Microneedle Patch Represents the Future of Influenza Vaccination
A microneedle patch allows the flu vaccine to be safely and effectively self-administered.
A new study shows that an influenza vaccine administered through an investigational patch of dissolving microneedles is safe and can produce the desired immune response.
Microneedle administration is an alternative to traditional vaccination with a needle and syringe. With further research, the microneedle patch could eliminate the pain of injection and the expense of visiting a healthcare provider to receive protection against influenza, according to a study published by The Lancet.
“This bandage-strip sized patch of painless and dissolvable needles can transform how we get vaccinated,” said Roderic I. Pettigrew, PhD, MD, director of the National Institute of Biomedical Imaging and Bioengineering, which funded the study. “A particularly attractive feature is that this vaccination patch could be delivered in the mail and self-administered. In addition, this technology holds promise for delivering other vaccines in the future.”
The patch is composed of 100 solid, water-soluble needles that are long enough to penetrate the skin, according to the study.
“The skin is an immune surveillance organ,” said researcher Mark R. Prausnitz, PhD. “It’s our interface with the outside world, so it’s very well equipped to detect a pathogen and mount an immune response against it.”
Adhesive is encapsulated in the needles and is released when the tips of the needle dissolve, which happens within minutes, according to the study. Once the vaccine is administered, the patch is peeled off the skin and can be thrown away like a normal bandage.
Included in the study were 100 patients divided into 4 cohorts: vaccination with a microneedle patch administered by a provider, self-administration of the vaccination with a microneedle patch, vaccination with intramuscular injection administered by a provider, and placebo patch given by a provider.
For patients receiving the vaccine, they received an inactivated influenza vaccination formulation.
The authors discovered that the vaccination administered through the microneedle patch was safe due to a lack of observed serious adverse events, according to the study. Some patients experienced mild, local skin redness and mild itching that lasted 2 to 3 days.
The investigators also found that the antibody responses—measured through an analysis of blood samples—were similar among patients receiving the vaccine through the patch or injection, according to the study. They also discovered that the immune response lasted for at least 6 months.
Approximately 70% of patients receiving the patch said they preferred it to intranasal administration or through injection.
The investigators reported that there were no differences between the doses of the vaccine administered by the patient or a provider. This finding suggests that patients are able to correctly administer the microneedle patch, according to the study.
After the patch was administered, imaging showed that the microneedles dissolved in the skin, which means that the used patches can be discarded normally and not in a sharps container.

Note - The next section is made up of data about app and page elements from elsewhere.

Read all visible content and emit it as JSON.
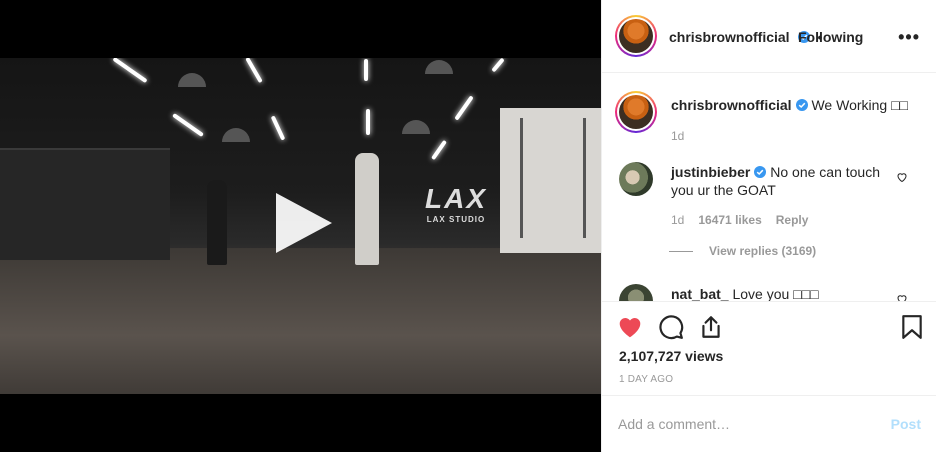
{
  "video": {
    "studio_logo": "LAX",
    "studio_name": "LAX STUDIO"
  },
  "header": {
    "username": "chrisbrownofficial",
    "separator": "•",
    "follow_status": "Following",
    "more": "•••"
  },
  "caption": {
    "username": "chrisbrownofficial",
    "text": "We Working □□",
    "time": "1d"
  },
  "comments": [
    {
      "username": "justinbieber",
      "text_line1": "No one can touch",
      "text_line2": "you ur the GOAT",
      "time": "1d",
      "likes": "16471 likes",
      "reply": "Reply",
      "view_replies": "View replies (3169)"
    },
    {
      "username": "nat_bat_",
      "text": "Love you □□□"
    }
  ],
  "stats": {
    "views": "2,107,727 views",
    "time_ago": "1 DAY AGO"
  },
  "add_comment": {
    "placeholder": "Add a comment…",
    "post_label": "Post"
  },
  "colors": {
    "like_red": "#ed4956",
    "verified_blue": "#3897f0",
    "post_disabled": "#b2dffc"
  }
}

The microneedle patches were also observed to remain effective for at least 1 year without refrigeration.
The authors noted that the patch could offer economic and manufacturing benefits, according to the study.The cost to manufacture the patches is likely to be competitive compared with the prefilled syringe; however, self-administration of the patch can dramatically reduce the cost of vaccination.
The patch can also be easily packaged for transportation, as it is stable and requires no refrigeration, which provides significant advantages over traditional administration, according to the study.
The investigators plan to conduct additional clinical trials to determine the patch’s availability to patients. Additionally, they will explore using the microneedle patch technology for other vaccines, including measles, rubella, and polio, the study concluded.